ExxonMobil is poised to be…
Energy investors don’t share the…
Healthcare workers who had blocked for three weeks Argentina’s vast Vaca Muerta shale play in a strike to demand higher pay lifted the blockades this week and moved to block other parts of the province.
Healthcare workers in Argentina began to strike earlier this month in an effort to get the government to acknowledge and reward their work during the COVID-19 epidemic. The protesters blocked Argentina’s largest shale play, Vaca Muerta, in the Neuquen province on April 7, disrupting operations. Some 20 days later, they said they had lifted the blockades around Vaca Muerta, while industry sources on the site told Reuters that traffic is starting to return to normal.

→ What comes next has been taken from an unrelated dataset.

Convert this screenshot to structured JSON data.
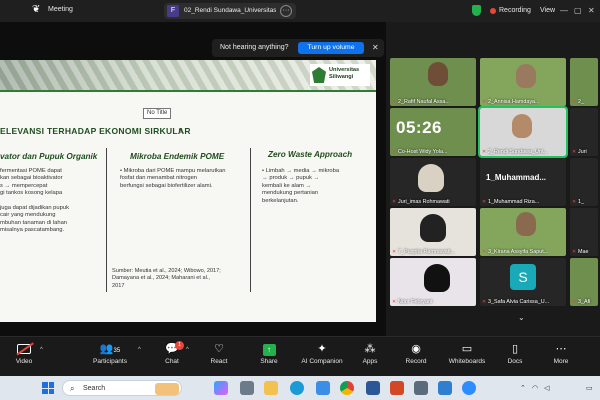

The strike and the roadblocks slowed down oil and gas production at Vaca Muerta and disrupted fuel distribution in the area.
Vaca Muerta, Spanish for ‘dead cow’, has been dubbed the Argentinian Permian, although its geologic properties have been compared more appropriately to the Eagle Ford.
The healthcare workers have not yet accepted government proposals for higher wages as they deem them insufficient, but have agreed to move the roadblocks away from Vaca Muerta.
“We are going to move to different parts of the province. We will continue evaluating what other measures to take to ensure that the government understands our concerns, considering that we are getting hit by a second wave of COVID-19 cases,” Marco Campos, a spokesman for the healthcare workers, told Reuters.
The workers, however, are not ruling out the possibility that they might return to blocking Vaca Muerta in the future.
Due to the three-week roadblocks, production of natural gas in Argentina’s most important shale play dropped by 3.5 million cubic meters per day and crude oil output fell by around 10,000 barrels per day (bpd), according to estimates from Argus. The blockades also paralyzed some drilling rigs and fracturing equipment.
By Charles Kennedy for Oilprice.com
More Top Reads From Oilprice.com:
Charles is a writer for Oilprice.com